Can you tell the age of a whiskey by its colour?As mentioned, for the most part older whiskeys lean towards darker hues, while those that have only aged for the minimum of three years tend to be paler in colour. However, as barrels lose their colouring power over time, an old whiskey is often (not always) much lighter than a new bourbon, despite having been aged for longer in the cask.
Because of the popular belief that dark whiskeys are higher quality, less traditional producers have begun adding caramel colouring to their product. This is not strictly cheating; the whiskey industry permits the use of colouring in certain blends as long as it doesn't add flavour. For example, it is forbidden in bourbon (look for the word “straight” on the label to be sure), but permitted in Scotch whiskey, other American whiskeys and Canadian whiskey. The additive E150a, known also as “spirit caramel”, is the same colouring used in cookie-type biscuits and, alarmingly, pet food. There are six E150 colourings, each one getting progressively darker in colour.

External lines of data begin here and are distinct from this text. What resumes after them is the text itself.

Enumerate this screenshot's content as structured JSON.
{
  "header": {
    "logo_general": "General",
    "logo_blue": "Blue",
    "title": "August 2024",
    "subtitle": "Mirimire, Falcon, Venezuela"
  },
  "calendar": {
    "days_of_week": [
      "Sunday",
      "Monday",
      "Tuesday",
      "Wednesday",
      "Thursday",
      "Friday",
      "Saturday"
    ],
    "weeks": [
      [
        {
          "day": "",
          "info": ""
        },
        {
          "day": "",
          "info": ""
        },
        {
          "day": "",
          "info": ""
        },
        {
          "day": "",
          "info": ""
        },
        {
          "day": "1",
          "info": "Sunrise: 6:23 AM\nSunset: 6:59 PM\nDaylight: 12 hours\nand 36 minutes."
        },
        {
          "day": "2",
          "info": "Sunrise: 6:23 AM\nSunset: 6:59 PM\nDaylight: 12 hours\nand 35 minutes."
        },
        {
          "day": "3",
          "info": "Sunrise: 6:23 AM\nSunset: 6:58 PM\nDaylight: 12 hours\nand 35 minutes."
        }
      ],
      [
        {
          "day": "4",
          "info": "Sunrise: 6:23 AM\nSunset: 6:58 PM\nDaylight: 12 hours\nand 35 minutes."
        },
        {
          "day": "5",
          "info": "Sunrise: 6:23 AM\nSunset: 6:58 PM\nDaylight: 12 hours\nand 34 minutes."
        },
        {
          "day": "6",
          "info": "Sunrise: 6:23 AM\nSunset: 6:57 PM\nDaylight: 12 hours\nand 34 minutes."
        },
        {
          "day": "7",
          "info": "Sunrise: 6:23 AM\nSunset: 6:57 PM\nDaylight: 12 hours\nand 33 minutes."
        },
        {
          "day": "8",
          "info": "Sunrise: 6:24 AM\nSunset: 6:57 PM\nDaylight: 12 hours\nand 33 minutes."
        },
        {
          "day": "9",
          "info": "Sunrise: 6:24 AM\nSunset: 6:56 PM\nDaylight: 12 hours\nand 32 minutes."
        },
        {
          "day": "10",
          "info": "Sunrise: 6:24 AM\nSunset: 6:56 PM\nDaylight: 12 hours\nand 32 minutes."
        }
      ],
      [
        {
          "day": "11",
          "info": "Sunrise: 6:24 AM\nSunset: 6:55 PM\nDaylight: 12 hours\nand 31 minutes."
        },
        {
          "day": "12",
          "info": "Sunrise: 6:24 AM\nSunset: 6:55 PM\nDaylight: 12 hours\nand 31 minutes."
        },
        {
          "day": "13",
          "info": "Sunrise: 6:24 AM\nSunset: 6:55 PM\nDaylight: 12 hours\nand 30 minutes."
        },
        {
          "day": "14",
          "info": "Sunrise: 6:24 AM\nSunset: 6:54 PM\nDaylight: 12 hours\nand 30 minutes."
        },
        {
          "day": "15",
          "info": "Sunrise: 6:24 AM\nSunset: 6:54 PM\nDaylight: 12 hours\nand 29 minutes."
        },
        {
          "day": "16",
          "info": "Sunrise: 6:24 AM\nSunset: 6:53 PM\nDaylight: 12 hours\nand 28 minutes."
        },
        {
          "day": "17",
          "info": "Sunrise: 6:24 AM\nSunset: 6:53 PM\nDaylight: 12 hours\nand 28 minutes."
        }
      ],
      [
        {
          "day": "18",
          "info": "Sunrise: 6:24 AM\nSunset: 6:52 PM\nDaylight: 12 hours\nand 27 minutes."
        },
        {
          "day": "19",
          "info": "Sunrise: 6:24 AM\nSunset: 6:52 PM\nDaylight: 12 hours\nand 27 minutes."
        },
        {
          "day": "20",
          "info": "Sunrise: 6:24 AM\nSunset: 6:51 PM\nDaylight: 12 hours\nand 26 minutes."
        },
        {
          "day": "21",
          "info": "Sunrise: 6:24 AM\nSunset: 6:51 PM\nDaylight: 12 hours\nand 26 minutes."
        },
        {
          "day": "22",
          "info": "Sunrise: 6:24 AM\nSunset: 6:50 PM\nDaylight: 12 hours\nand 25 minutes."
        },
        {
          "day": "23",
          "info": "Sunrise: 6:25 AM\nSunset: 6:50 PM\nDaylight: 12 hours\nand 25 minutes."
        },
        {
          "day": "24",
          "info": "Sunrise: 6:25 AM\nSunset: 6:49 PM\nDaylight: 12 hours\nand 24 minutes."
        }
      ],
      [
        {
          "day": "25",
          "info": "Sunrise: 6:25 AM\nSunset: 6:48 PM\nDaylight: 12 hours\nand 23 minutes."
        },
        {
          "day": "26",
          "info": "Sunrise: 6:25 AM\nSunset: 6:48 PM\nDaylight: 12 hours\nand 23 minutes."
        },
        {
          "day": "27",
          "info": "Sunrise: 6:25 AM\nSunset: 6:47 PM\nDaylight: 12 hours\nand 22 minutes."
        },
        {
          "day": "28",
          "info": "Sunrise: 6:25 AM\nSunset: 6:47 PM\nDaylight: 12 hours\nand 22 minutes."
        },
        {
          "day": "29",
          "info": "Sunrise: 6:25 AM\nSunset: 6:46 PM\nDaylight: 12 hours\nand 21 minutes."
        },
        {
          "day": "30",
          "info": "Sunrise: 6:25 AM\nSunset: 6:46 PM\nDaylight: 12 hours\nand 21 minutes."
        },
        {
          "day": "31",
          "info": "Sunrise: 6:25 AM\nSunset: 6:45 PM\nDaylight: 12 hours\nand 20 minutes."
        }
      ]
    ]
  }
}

There is a sentiment that darker whiskeys are older, more flavoursome and thus better quality. The fact that colouring is allowed in whiskey and notably Scotch might come as a bit of a disappointment to some, especially when you think of the romance and rigour that surrounds the Scottish whiskey industry. The addition of E150a in your whisky is only allowed as the additive does not change the taste of your drink; E150a is basically a fancy food colouring to enhance your whiskey’s visual aspect. The other Es - b to d - add taste and there the industry draws the line. Yes, it’s ok to make it look better than it should, but change the taste? That’s a no all round.
While there is no actual damage done by adding spirit caramel to whiskey and whiskies, there is a rising emergence of hardcore whiskey drinkers who want to stop the use of the additive. As we move towards a more natural way of consumption, this does make sense. We don’t want E numbers in our kids’ sweets, so why would we want it in our evening tipple? However, when you buy a bottle of expensive (ergo, dark) whiskey, you are placing as much emphasis on what it represents as well as the taste inside the bottle. And that perception might take some time before it changes.